Some employers offer retirement plans through the company, such as 401k plans, which permit employer contributions to the account. Vesting refers to the service required for an employee to keep the employer contributions when he leaves the company.
Vesting can occur immediately, gradually or completely after a certain period. The Internal Revenue Service permits, but does not require, vesting service periods, and some companies do not require them either. Gradual vesting occurs when a company partially vests employees each year. For example, a company may elect to vest employees at 25 percent each year so after four years the employee is 100 percent vested. Other companies may completely vest an employee after the employee has completed three years of work.
The IRS requires companies that terminate their retirement plan to immediately vest all employees. For example, if a company decides to terminate its 401k plan, all workers become immediately vested in their accounts at that time.
Employees must always be completely vested in contributions they make to the plan themselves. Vesting only applies to contributions an employer makes on behalf of the employee.

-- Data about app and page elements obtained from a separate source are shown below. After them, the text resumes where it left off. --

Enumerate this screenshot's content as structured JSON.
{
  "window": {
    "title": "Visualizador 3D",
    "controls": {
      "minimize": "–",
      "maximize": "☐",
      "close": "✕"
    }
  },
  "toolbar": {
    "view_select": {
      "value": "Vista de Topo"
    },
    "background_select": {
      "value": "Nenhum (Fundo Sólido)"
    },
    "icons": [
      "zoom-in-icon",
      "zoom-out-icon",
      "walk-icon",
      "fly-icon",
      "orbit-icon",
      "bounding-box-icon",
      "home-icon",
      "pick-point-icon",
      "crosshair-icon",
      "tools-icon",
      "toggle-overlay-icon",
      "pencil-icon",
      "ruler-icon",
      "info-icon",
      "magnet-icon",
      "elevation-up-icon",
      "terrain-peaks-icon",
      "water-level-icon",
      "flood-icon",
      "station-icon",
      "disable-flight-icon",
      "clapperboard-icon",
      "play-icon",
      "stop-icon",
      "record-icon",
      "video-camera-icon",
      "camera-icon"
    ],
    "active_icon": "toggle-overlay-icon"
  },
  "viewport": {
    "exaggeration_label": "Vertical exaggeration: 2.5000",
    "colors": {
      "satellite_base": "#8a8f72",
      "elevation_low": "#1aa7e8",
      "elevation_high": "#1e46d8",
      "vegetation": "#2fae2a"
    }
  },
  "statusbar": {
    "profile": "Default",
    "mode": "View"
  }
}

Based in the Kansas City area, Mike specializes in personal finance and business topics. He has been writing since 2009 and has been published by "Quicken," "TurboTax," and "The Motley Fool."